Young patients' personalities crucial to preventive care

Physicians looking to provide better preventive care should assess not just patients' genetic predispositions to certain conditions, but their personality types as well, especially when it comes to the influx of younger patients now covered under the Affordable Care Act, according to a study published in the Journal of Personality and Social Psychology.

Conscientiousness is the most predictive personality trait, compared to being an extrovert, agreeableness, neuroticism and openness to experience, according to the study of 1,037 New Zealand young adults tracked until age 38.

"Among the least conscientious [at age 26], 45 percent went on to develop multiple health problems by age 38, while just 18 percent of the most conscientious group developed health problems," study author Salomon Israel of Duke University said in a announcement from the American Psychological Association (APA). "Individuals low in conscientiousness were more often overweight, had high cholesterol, inflammation, hypertension and greater rates of gum disease."

According to researchers, conscientious people are more likely to exercise, eat well and not smoke, making them less likely to engage in poor lifestyle habits that contribute to disease.
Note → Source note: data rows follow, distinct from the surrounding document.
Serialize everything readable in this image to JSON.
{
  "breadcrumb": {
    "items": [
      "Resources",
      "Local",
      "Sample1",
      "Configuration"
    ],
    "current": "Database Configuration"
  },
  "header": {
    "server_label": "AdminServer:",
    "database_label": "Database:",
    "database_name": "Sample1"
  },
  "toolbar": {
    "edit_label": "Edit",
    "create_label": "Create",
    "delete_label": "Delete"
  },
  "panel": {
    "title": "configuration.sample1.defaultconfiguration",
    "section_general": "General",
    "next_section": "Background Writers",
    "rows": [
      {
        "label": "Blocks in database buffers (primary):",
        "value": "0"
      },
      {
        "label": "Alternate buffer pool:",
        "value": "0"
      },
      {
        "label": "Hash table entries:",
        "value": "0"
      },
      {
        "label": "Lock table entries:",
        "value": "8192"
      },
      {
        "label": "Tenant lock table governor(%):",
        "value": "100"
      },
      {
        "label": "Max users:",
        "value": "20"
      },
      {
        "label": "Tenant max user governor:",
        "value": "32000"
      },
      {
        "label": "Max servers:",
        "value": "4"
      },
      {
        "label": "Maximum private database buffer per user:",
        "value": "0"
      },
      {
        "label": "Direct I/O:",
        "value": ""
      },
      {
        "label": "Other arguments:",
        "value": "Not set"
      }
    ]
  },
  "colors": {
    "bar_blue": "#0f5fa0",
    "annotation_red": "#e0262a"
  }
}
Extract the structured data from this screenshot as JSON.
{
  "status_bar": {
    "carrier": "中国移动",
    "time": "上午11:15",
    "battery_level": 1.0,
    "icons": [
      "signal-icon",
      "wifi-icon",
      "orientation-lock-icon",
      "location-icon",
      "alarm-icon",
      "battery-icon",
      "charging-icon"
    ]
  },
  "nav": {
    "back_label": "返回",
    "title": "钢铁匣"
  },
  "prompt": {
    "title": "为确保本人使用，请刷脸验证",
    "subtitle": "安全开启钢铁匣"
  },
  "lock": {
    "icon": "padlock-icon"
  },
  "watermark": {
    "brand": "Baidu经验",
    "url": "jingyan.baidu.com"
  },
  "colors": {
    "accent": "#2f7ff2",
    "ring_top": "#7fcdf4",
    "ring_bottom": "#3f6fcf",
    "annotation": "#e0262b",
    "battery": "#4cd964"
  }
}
While physicians who treat young adults can get some sense of these tendencies through their interactions, Israel noted that "personality traits can be measured cheaply, easily and reliably."

This study also provides more evidence of the benefits of integrated healthcare, APA Executive Director Norman B. Anderson, Ph.D., said in the statement. "The best healthcare is one that treats the whole person including how their personality traits impacts their attitudes and behaviors vis-à-vis their health," said Anderson, who is also director of APA's Center for Psychology and Health.

To learn more:
- read the statement
- see the study abstract